WHAT TO PRODUCE = Go through the data and copy each line where the word "icon" shows up.

DATA PROVIDED =
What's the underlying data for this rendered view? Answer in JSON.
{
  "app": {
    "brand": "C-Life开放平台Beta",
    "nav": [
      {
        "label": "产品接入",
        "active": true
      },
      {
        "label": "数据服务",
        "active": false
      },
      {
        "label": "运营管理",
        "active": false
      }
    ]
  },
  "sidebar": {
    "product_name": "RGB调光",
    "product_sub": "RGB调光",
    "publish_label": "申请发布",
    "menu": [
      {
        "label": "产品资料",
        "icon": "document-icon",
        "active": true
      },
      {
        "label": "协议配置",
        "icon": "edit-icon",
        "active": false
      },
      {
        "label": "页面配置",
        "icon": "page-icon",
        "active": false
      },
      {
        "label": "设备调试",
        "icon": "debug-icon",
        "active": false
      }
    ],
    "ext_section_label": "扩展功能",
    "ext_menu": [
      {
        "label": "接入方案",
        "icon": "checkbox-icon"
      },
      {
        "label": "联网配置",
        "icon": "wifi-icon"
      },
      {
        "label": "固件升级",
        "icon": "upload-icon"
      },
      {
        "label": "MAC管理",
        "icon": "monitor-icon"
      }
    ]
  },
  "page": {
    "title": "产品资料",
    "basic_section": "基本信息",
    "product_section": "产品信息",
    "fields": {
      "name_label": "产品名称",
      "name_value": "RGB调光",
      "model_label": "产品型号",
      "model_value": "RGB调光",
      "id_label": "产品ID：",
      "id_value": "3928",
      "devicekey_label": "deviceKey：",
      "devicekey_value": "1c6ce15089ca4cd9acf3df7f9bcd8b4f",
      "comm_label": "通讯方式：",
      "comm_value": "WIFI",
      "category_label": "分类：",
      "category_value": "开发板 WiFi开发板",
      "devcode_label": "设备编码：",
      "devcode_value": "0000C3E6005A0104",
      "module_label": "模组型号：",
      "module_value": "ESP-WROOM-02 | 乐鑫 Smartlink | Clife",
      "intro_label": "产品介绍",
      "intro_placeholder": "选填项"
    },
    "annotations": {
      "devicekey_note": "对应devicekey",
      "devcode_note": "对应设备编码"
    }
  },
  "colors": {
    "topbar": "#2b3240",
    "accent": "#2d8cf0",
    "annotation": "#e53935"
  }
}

REPLY TO THE TASK =
        "icon": "document-icon",
        "icon": "edit-icon",
        "icon": "page-icon",
        "icon": "debug-icon",
        "icon": "checkbox-icon"
        "icon": "wifi-icon"
        "icon": "upload-icon"
        "icon": "monitor-icon"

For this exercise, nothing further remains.